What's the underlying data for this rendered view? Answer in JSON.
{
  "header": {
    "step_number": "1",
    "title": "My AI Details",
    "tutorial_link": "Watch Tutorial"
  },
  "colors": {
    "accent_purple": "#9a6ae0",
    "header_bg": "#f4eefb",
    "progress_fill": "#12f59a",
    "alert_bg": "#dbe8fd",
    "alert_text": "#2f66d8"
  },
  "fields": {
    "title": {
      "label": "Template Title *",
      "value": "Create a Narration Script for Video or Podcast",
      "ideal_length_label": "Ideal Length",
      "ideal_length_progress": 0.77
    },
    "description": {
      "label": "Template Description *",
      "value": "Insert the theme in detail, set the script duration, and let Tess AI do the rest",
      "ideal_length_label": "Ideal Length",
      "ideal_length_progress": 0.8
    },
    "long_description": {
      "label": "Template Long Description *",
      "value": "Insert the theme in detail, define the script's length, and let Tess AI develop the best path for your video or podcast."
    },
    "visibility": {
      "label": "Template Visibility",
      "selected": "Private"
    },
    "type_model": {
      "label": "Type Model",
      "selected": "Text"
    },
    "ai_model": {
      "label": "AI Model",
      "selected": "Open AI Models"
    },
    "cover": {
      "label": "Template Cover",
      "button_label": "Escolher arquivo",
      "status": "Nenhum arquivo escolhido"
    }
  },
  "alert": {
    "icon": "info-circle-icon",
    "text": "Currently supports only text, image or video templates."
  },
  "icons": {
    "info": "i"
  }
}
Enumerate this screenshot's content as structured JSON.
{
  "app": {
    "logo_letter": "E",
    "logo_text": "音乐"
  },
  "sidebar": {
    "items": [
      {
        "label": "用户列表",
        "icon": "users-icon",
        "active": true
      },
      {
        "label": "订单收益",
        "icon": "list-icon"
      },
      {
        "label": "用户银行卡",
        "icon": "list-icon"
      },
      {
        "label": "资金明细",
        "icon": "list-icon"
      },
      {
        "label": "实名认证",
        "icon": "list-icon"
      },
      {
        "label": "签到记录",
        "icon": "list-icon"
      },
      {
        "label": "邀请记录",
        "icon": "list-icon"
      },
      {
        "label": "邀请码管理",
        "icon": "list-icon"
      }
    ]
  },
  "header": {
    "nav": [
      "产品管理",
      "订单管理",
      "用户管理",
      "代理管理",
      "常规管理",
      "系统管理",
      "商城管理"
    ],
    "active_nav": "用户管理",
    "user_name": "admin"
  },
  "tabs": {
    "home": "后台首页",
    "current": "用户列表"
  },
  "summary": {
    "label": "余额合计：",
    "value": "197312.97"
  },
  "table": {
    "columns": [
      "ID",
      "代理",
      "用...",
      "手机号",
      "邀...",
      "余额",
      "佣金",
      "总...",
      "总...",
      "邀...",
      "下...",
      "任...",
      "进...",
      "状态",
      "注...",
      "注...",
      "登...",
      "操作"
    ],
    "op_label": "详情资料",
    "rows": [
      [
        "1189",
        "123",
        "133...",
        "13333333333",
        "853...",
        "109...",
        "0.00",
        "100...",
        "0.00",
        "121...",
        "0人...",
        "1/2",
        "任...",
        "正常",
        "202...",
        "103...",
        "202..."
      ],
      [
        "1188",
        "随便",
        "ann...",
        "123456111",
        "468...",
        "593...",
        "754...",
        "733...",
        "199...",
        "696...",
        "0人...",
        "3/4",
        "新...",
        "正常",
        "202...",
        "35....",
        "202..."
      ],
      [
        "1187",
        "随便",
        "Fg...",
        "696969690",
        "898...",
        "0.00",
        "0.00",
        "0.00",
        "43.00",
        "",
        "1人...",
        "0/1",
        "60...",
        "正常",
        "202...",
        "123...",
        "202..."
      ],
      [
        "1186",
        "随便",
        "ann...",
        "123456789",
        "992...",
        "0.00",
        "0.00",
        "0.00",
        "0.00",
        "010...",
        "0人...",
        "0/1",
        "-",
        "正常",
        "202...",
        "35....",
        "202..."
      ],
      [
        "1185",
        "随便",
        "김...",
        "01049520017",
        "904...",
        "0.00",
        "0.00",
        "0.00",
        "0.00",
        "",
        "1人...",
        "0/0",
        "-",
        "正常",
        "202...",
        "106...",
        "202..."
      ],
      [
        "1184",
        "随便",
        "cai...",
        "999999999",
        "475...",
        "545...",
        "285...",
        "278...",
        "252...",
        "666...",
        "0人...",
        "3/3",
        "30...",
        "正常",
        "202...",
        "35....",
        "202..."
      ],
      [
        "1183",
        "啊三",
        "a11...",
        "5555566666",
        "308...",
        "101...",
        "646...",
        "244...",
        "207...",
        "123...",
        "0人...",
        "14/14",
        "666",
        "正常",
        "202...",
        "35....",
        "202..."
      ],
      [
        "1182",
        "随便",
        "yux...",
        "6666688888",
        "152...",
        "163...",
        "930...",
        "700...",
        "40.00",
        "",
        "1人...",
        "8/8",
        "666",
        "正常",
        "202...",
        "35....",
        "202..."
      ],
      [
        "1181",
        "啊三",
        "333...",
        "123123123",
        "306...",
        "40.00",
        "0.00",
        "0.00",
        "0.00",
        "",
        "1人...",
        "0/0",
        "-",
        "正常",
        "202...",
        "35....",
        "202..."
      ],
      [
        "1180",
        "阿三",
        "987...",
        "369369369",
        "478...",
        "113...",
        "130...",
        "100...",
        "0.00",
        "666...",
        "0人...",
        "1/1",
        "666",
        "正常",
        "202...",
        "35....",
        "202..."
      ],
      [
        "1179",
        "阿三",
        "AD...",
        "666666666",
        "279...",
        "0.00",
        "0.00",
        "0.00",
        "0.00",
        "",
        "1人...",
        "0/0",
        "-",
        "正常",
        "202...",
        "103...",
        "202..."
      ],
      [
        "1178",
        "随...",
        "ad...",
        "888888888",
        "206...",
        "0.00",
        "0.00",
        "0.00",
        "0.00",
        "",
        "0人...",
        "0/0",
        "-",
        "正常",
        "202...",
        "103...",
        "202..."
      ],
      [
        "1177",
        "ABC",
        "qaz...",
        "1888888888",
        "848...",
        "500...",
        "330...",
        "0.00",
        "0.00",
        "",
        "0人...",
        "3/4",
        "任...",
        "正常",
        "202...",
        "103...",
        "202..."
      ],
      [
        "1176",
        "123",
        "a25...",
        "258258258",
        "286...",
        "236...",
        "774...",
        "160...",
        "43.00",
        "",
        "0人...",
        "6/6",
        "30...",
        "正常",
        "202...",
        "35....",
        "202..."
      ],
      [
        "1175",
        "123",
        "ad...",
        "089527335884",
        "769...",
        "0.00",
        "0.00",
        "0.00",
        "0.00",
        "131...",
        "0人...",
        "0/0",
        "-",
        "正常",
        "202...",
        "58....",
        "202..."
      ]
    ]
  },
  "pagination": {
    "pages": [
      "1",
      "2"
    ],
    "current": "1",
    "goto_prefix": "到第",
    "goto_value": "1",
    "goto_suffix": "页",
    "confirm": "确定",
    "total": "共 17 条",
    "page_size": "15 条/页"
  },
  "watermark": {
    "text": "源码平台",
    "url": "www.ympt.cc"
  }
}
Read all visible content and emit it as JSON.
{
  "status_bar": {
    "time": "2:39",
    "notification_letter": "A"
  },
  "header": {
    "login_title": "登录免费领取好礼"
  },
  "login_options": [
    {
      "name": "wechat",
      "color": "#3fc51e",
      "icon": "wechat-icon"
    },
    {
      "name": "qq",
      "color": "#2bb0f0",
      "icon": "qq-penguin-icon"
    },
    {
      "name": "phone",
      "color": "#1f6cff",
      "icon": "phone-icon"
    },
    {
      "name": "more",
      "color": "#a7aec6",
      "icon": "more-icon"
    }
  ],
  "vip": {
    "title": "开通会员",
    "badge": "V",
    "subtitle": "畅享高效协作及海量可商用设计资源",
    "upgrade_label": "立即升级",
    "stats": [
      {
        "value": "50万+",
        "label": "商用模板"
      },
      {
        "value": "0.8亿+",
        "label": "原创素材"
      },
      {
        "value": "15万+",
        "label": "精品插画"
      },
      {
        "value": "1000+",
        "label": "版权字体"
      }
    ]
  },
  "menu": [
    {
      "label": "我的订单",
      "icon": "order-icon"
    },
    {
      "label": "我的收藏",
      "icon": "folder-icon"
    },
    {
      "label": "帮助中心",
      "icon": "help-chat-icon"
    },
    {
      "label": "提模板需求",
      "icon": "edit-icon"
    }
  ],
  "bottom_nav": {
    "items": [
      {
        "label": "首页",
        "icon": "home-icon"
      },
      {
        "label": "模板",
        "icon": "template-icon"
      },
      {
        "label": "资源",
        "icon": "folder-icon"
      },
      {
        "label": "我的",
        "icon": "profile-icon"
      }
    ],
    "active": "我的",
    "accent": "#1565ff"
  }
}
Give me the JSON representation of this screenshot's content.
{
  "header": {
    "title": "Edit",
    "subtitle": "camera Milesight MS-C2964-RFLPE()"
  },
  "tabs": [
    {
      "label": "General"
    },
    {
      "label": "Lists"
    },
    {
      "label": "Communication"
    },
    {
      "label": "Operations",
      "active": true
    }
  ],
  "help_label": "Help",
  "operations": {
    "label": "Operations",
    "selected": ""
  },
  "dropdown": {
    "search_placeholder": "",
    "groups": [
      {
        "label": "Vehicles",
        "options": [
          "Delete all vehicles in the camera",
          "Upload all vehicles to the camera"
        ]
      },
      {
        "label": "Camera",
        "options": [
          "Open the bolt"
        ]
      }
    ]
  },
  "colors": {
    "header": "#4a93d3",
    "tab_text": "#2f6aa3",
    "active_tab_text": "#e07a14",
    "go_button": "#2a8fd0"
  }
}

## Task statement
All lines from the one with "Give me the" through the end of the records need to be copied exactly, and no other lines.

## Result of this task
Give me the JSON representation of this screenshot's content.
{
  "header": {
    "title": "Edit",
    "subtitle": "camera Milesight MS-C2964-RFLPE()"
  },
  "tabs": [
    {
      "label": "General"
    },
    {
      "label": "Lists"
    },
    {
      "label": "Communication"
    },
    {
      "label": "Operations",
      "active": true
    }
  ],
  "help_label": "Help",
  "operations": {
    "label": "Operations",
    "selected": ""
  },
  "dropdown": {
    "search_placeholder": "",
    "groups": [
      {
        "label": "Vehicles",
        "options": [
          "Delete all vehicles in the camera",
          "Upload all vehicles to the camera"
        ]
      },
      {
        "label": "Camera",
        "options": [
          "Open the bolt"
        ]
      }
    ]
  },
  "colors": {
    "header": "#4a93d3",
    "tab_text": "#2f6aa3",
    "active_tab_text": "#e07a14",
    "go_button": "#2a8fd0"
  }
}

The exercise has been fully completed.